Exercise goal. Would you please return all of the entries below exactly as shown?

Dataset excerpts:
───

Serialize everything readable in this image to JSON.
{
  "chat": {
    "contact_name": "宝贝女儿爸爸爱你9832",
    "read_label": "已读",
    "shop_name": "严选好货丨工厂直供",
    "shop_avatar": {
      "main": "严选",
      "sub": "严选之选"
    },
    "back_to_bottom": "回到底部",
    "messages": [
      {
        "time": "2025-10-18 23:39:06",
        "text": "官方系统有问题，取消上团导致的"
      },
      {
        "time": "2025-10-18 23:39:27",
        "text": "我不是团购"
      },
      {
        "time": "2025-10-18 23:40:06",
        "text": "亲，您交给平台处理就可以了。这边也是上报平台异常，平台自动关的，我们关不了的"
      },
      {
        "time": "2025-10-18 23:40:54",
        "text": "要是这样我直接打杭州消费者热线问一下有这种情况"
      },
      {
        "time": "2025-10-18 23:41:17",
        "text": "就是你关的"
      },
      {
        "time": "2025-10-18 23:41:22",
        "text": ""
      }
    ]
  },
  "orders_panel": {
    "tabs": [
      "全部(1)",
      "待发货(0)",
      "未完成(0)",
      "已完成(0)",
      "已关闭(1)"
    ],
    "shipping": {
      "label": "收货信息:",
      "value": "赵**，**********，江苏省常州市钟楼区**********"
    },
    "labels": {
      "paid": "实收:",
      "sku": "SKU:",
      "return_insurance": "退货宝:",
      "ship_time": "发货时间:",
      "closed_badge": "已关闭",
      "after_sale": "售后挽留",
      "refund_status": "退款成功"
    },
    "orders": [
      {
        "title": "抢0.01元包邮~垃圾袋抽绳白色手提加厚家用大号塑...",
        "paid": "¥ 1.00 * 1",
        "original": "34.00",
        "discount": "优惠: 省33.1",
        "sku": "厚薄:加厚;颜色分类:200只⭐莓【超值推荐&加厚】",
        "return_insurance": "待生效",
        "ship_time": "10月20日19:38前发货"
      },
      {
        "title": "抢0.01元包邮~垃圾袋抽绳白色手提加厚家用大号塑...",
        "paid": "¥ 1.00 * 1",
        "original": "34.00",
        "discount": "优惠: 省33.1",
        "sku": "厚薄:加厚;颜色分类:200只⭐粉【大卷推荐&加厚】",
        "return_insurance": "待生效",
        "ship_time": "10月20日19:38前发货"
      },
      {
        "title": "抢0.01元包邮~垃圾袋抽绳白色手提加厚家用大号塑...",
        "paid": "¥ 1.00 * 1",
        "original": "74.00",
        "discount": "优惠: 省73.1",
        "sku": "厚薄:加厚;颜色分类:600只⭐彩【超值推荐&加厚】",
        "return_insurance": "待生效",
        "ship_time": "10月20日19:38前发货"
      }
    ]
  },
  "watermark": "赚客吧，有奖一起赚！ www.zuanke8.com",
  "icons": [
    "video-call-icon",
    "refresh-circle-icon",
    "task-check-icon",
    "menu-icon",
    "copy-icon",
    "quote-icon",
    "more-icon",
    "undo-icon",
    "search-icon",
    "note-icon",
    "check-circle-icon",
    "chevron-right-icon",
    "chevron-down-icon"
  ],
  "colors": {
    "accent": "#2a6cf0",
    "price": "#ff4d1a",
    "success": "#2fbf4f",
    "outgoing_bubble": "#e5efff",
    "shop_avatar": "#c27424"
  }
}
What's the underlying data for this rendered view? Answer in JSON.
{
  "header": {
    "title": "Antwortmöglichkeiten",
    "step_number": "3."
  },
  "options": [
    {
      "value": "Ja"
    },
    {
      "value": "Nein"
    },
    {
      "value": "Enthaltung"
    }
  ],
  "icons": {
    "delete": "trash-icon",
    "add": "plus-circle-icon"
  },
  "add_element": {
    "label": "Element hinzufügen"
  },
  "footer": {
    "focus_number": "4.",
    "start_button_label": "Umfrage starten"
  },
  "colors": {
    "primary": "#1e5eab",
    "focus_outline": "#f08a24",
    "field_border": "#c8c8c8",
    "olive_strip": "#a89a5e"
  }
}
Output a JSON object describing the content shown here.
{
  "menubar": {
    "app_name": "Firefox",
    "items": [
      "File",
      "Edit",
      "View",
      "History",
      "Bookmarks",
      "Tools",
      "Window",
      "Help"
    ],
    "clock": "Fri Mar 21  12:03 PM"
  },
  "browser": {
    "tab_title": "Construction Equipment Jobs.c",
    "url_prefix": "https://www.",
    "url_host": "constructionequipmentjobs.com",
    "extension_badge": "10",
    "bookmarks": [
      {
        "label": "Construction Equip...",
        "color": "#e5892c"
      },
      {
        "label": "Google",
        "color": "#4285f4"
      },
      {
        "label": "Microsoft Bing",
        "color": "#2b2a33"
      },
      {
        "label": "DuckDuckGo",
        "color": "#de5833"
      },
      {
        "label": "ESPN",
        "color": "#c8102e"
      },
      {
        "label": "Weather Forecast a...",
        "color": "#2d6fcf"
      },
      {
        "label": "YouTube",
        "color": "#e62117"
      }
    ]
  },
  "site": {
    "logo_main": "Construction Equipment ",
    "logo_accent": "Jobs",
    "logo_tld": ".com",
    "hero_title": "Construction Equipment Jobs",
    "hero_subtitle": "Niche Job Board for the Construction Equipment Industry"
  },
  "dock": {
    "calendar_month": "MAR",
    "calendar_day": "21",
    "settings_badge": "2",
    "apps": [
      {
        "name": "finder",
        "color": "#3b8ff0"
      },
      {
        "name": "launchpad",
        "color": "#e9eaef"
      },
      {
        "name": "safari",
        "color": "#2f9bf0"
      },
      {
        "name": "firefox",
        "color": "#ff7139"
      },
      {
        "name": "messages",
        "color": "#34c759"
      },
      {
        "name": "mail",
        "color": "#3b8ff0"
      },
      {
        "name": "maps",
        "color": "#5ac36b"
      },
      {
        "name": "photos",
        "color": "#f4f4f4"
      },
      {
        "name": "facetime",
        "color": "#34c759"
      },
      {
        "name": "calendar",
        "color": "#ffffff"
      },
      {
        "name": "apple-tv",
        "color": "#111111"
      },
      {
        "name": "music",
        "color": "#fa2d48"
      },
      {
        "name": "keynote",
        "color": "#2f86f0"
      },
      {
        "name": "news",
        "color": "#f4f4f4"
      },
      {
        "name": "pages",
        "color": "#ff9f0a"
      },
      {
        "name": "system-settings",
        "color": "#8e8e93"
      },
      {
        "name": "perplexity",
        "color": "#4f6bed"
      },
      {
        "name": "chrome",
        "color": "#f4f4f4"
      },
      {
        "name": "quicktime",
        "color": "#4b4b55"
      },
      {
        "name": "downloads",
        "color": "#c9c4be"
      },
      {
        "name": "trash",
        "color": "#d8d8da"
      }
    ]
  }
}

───

Result below.
Serialize everything readable in this image to JSON.
{
  "chat": {
    "contact_name": "宝贝女儿爸爸爱你9832",
    "read_label": "已读",
    "shop_name": "严选好货丨工厂直供",
    "shop_avatar": {
      "main": "严选",
      "sub": "严选之选"
    },
    "back_to_bottom": "回到底部",
    "messages": [
      {
        "time": "2025-10-18 23:39:06",
        "text": "官方系统有问题，取消上团导致的"
      },
      {
        "time": "2025-10-18 23:39:27",
        "text": "我不是团购"
      },
      {
        "time": "2025-10-18 23:40:06",
        "text": "亲，您交给平台处理就可以了。这边也是上报平台异常，平台自动关的，我们关不了的"
      },
      {
        "time": "2025-10-18 23:40:54",
        "text": "要是这样我直接打杭州消费者热线问一下有这种情况"
      },
      {
        "time": "2025-10-18 23:41:17",
        "text": "就是你关的"
      },
      {
        "time": "2025-10-18 23:41:22",
        "text": ""
      }
    ]
  },
  "orders_panel": {
    "tabs": [
      "全部(1)",
      "待发货(0)",
      "未完成(0)",
      "已完成(0)",
      "已关闭(1)"
    ],
    "shipping": {
      "label": "收货信息:",
      "value": "赵**，**********，江苏省常州市钟楼区**********"
    },
    "labels": {
      "paid": "实收:",
      "sku": "SKU:",
      "return_insurance": "退货宝:",
      "ship_time": "发货时间:",
      "closed_badge": "已关闭",
      "after_sale": "售后挽留",
      "refund_status": "退款成功"
    },
    "orders": [
      {
        "title": "抢0.01元包邮~垃圾袋抽绳白色手提加厚家用大号塑...",
        "paid": "¥ 1.00 * 1",
        "original": "34.00",
        "discount": "优惠: 省33.1",
        "sku": "厚薄:加厚;颜色分类:200只⭐莓【超值推荐&加厚】",
        "return_insurance": "待生效",
        "ship_time": "10月20日19:38前发货"
      },
      {
        "title": "抢0.01元包邮~垃圾袋抽绳白色手提加厚家用大号塑...",
        "paid": "¥ 1.00 * 1",
        "original": "34.00",
        "discount": "优惠: 省33.1",
        "sku": "厚薄:加厚;颜色分类:200只⭐粉【大卷推荐&加厚】",
        "return_insurance": "待生效",
        "ship_time": "10月20日19:38前发货"
      },
      {
        "title": "抢0.01元包邮~垃圾袋抽绳白色手提加厚家用大号塑...",
        "paid": "¥ 1.00 * 1",
        "original": "74.00",
        "discount": "优惠: 省73.1",
        "sku": "厚薄:加厚;颜色分类:600只⭐彩【超值推荐&加厚】",
        "return_insurance": "待生效",
        "ship_time": "10月20日19:38前发货"
      }
    ]
  },
  "watermark": "赚客吧，有奖一起赚！ www.zuanke8.com",
  "icons": [
    "video-call-icon",
    "refresh-circle-icon",
    "task-check-icon",
    "menu-icon",
    "copy-icon",
    "quote-icon",
    "more-icon",
    "undo-icon",
    "search-icon",
    "note-icon",
    "check-circle-icon",
    "chevron-right-icon",
    "chevron-down-icon"
  ],
  "colors": {
    "accent": "#2a6cf0",
    "price": "#ff4d1a",
    "success": "#2fbf4f",
    "outgoing_bubble": "#e5efff",
    "shop_avatar": "#c27424"
  }
}
What's the underlying data for this rendered view? Answer in JSON.
{
  "header": {
    "title": "Antwortmöglichkeiten",
    "step_number": "3."
  },
  "options": [
    {
      "value": "Ja"
    },
    {
      "value": "Nein"
    },
    {
      "value": "Enthaltung"
    }
  ],
  "icons": {
    "delete": "trash-icon",
    "add": "plus-circle-icon"
  },
  "add_element": {
    "label": "Element hinzufügen"
  },
  "footer": {
    "focus_number": "4.",
    "start_button_label": "Umfrage starten"
  },
  "colors": {
    "primary": "#1e5eab",
    "focus_outline": "#f08a24",
    "field_border": "#c8c8c8",
    "olive_strip": "#a89a5e"
  }
}
Output a JSON object describing the content shown here.
{
  "menubar": {
    "app_name": "Firefox",
    "items": [
      "File",
      "Edit",
      "View",
      "History",
      "Bookmarks",
      "Tools",
      "Window",
      "Help"
    ],
    "clock": "Fri Mar 21  12:03 PM"
  },
  "browser": {
    "tab_title": "Construction Equipment Jobs.c",
    "url_prefix": "https://www.",
    "url_host": "constructionequipmentjobs.com",
    "extension_badge": "10",
    "bookmarks": [
      {
        "label": "Construction Equip...",
        "color": "#e5892c"
      },
      {
        "label": "Google",
        "color": "#4285f4"
      },
      {
        "label": "Microsoft Bing",
        "color": "#2b2a33"
      },
      {
        "label": "DuckDuckGo",
        "color": "#de5833"
      },
      {
        "label": "ESPN",
        "color": "#c8102e"
      },
      {
        "label": "Weather Forecast a...",
        "color": "#2d6fcf"
      },
      {
        "label": "YouTube",
        "color": "#e62117"
      }
    ]
  },
  "site": {
    "logo_main": "Construction Equipment ",
    "logo_accent": "Jobs",
    "logo_tld": ".com",
    "hero_title": "Construction Equipment Jobs",
    "hero_subtitle": "Niche Job Board for the Construction Equipment Industry"
  },
  "dock": {
    "calendar_month": "MAR",
    "calendar_day": "21",
    "settings_badge": "2",
    "apps": [
      {
        "name": "finder",
        "color": "#3b8ff0"
      },
      {
        "name": "launchpad",
        "color": "#e9eaef"
      },
      {
        "name": "safari",
        "color": "#2f9bf0"
      },
      {
        "name": "firefox",
        "color": "#ff7139"
      },
      {
        "name": "messages",
        "color": "#34c759"
      },
      {
        "name": "mail",
        "color": "#3b8ff0"
      },
      {
        "name": "maps",
        "color": "#5ac36b"
      },
      {
        "name": "photos",
        "color": "#f4f4f4"
      },
      {
        "name": "facetime",
        "color": "#34c759"
      },
      {
        "name": "calendar",
        "color": "#ffffff"
      },
      {
        "name": "apple-tv",
        "color": "#111111"
      },
      {
        "name": "music",
        "color": "#fa2d48"
      },
      {
        "name": "keynote",
        "color": "#2f86f0"
      },
      {
        "name": "news",
        "color": "#f4f4f4"
      },
      {
        "name": "pages",
        "color": "#ff9f0a"
      },
      {
        "name": "system-settings",
        "color": "#8e8e93"
      },
      {
        "name": "perplexity",
        "color": "#4f6bed"
      },
      {
        "name": "chrome",
        "color": "#f4f4f4"
      },
      {
        "name": "quicktime",
        "color": "#4b4b55"
      },
      {
        "name": "downloads",
        "color": "#c9c4be"
      },
      {
        "name": "trash",
        "color": "#d8d8da"
      }
    ]
  }
}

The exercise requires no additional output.